by Corky Carroll
I recently picked up a copy of a fantastic book that I want share with you today. It’s called “TURN AND GO!” Fifty years of surf writings by Steve Pezman. There are some fantastic stories in here and most of them brought back my own memories of the particular people and events that Steve talks about.
But, before I get into the content of the book, let me give you some history on Steve Pezman from my perspective. I first met Steve when I was a young surf gremmie growing up in Surfside Colony, just south of Seal Beach. He was one of a small crew of surfers who came down from Long Beach and hung out and surfed at the spot called “Water Tower.” This was by the big water tower at the south end of Surfside and the north end of Sunset Beach. I am guessing I would have been maybe 13 years old at the time. I got to know these guys from surfing and hanging out listening to them tell stories. They had been to Hawaii and surfed all over, plus knew stuff about chicks that I was only guessing at that point. At times they would take me and my pal Mark Martinson surfing with them at Trestles or Doheny, normally cramming us in the trunk of the car holding onto the boards and gagging on exhaust fumes.
Years later Steve was hired by John Severson to work at Surfer Magazine, and in fact took over as Publisher when John sold the mag and moved to Maui. Shortly after that I was hired and became Advertising Director and occasional comedy writer. I was there ten years and working with “Pez” was always a complete joy. He is a very sensitive and thoughtful person and that is how he lives his life and how he ran the magazine. It was obvious that he cared about every detail of how he did things and it showed. I am pretty sure my hiring kind of scared the daylights out of him. He knew me as the obnoxious motor mouth teenager who could very well be a source of embarrassment to him and the magazine.

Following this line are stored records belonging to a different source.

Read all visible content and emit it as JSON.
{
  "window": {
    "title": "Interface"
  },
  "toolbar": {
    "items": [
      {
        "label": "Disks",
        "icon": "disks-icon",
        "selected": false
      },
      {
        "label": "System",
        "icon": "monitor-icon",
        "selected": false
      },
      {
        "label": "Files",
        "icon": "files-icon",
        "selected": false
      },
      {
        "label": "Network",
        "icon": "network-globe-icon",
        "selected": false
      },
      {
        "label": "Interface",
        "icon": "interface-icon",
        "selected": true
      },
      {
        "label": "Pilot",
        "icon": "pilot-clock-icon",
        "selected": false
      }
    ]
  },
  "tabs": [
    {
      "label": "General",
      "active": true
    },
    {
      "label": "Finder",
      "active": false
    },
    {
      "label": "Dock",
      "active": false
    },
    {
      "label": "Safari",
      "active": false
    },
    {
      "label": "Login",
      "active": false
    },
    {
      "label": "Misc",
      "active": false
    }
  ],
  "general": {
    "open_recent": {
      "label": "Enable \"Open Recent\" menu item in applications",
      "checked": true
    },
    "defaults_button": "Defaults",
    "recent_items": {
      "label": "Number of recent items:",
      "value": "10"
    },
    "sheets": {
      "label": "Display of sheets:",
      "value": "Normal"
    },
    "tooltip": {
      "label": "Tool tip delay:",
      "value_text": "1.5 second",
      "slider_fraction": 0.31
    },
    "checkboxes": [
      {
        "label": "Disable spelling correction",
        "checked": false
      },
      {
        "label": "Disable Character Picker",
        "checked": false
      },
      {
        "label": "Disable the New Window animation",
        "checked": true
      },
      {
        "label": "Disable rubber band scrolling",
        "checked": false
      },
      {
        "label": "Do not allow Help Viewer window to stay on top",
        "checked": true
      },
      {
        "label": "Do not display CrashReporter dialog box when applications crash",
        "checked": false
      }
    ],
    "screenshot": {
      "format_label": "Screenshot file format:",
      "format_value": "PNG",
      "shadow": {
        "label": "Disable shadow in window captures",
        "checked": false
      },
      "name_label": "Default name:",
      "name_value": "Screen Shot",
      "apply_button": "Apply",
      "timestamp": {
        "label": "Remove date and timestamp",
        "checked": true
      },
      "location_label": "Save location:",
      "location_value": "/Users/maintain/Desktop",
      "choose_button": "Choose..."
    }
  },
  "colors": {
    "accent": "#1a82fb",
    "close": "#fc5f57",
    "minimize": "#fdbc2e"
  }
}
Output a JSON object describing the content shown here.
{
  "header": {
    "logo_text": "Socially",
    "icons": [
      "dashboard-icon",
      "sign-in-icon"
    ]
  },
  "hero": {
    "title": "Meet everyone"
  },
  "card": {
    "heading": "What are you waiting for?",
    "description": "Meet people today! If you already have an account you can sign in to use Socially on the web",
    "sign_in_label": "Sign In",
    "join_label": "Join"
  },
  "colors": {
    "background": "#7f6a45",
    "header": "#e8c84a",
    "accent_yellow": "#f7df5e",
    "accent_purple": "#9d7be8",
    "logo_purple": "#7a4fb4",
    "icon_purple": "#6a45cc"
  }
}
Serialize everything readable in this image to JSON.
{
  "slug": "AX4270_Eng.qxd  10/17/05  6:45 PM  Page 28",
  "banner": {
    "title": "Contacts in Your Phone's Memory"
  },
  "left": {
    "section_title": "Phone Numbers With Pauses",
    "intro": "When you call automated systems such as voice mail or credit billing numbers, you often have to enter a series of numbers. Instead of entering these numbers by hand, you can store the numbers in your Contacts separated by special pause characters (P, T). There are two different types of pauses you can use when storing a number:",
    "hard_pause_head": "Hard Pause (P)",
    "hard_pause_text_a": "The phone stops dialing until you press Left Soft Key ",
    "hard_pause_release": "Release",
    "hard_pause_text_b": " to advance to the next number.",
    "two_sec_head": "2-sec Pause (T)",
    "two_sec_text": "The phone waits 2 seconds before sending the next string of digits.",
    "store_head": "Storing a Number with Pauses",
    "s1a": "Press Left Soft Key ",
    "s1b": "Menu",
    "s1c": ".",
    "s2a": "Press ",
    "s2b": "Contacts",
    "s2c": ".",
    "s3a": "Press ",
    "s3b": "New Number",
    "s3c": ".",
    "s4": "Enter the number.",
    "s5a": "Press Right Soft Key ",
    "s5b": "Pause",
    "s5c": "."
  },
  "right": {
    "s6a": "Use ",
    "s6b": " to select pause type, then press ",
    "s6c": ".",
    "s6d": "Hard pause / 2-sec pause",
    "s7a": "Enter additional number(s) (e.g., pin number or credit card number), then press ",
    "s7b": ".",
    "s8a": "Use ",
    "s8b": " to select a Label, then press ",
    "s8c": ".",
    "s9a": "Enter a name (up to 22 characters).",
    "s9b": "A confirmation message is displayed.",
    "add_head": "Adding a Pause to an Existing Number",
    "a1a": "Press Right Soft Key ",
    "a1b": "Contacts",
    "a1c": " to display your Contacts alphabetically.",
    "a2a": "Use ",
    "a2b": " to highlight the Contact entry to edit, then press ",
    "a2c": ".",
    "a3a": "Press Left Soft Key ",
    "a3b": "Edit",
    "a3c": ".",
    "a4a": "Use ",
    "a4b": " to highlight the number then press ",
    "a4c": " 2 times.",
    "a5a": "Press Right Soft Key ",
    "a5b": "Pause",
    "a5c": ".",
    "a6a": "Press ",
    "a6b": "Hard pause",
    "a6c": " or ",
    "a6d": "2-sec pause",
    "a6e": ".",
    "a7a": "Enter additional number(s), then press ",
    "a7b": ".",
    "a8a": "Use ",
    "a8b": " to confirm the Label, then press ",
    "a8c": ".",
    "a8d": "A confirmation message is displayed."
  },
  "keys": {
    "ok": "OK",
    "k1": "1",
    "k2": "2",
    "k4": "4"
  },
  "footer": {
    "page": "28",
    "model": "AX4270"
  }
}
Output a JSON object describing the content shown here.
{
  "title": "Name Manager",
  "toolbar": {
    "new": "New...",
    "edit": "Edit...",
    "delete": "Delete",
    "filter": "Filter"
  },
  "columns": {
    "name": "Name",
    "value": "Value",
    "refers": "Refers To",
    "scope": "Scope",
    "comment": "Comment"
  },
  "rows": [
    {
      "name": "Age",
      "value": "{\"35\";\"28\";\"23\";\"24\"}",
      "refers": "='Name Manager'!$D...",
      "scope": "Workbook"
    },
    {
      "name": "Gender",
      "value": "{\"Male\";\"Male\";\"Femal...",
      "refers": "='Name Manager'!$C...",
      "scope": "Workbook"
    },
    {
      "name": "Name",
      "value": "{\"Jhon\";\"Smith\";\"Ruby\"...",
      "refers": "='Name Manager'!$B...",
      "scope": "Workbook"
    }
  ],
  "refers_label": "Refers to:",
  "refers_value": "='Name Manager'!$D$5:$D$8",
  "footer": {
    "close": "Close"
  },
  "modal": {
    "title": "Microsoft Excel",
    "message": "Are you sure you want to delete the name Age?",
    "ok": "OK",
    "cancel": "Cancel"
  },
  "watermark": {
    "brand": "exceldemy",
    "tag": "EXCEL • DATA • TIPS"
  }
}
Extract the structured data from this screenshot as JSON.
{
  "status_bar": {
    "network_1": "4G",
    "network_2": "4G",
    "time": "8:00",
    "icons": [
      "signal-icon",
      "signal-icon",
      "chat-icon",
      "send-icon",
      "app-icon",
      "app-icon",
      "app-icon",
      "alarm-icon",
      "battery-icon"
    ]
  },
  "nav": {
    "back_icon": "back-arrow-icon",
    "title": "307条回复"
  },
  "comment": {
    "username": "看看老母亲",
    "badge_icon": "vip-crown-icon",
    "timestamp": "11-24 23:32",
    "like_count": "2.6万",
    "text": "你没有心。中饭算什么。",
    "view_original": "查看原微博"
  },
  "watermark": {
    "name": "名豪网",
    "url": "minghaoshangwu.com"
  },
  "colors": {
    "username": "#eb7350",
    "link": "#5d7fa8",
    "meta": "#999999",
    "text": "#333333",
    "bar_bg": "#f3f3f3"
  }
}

And I certainly could not blame him for that, it was a reputation that I had earned fully and lived up to on more than one occasion. But by 1976, when I got the job there, I was in my late twenties and fairly well, maybe not totally, settled down and in the early days of mellowing out. I think I did a more than creditable job of organizing and running the Ad Dept and did my best to not splash around in the pool too much. I think he was always a little leery about me being there, but he tolerated me as best he could. I did my best to go beyond what was expected of me hoping to set his mind at ease.
Eventually he and his wife Debbie left Surfer Publishing and started their own surfing publication called “SURFERS JOURNAL.” SJ was miles beyond anything that had been done in surf related print before. Beautiful photos and amazingly written stories and only a couple of ads. Every issue was like a coffee table book.
Thru all the years that Pez was working in the surf publication business he wrote stories. Always great and written with a tremendous amount of humanity, with a lot of feeling if you will. The dude can spin a yarn, in other words. He really put a lot of thought into what he wanted to say. I could appreciate that, a trait that I have never really got a good grip on myself. I tend to just blurt out whatever is on the top of my head and run with it. Yeah, sometimes later I will look back and let out the occasional “oops,” but hey. It’s an adventure.
The book opens up with his recollection of the last part of the life of surf legend Miki Dora. “The Cat’s Ninth Life.” This sets the tone for a journey thru the years featuring some of the coolest and most colorful people and places in the surfing world. Great stuff about Pat Curren, Joe Quiqq, Phil Edwards, Mickey Munoz, Dorian Paskowitz, Paul Strauch, Greg Noll and others. There is even an interview with Timothy Leary. Great stuff.
I highly recommend this book to any of you who love surfing and love a great story. I got mine thru the Surfing Heritage and Culture Center online. You could probably order from Surfers Journal as well. Also, it would made a nice Christmas present, in case you are thinking that far ahead.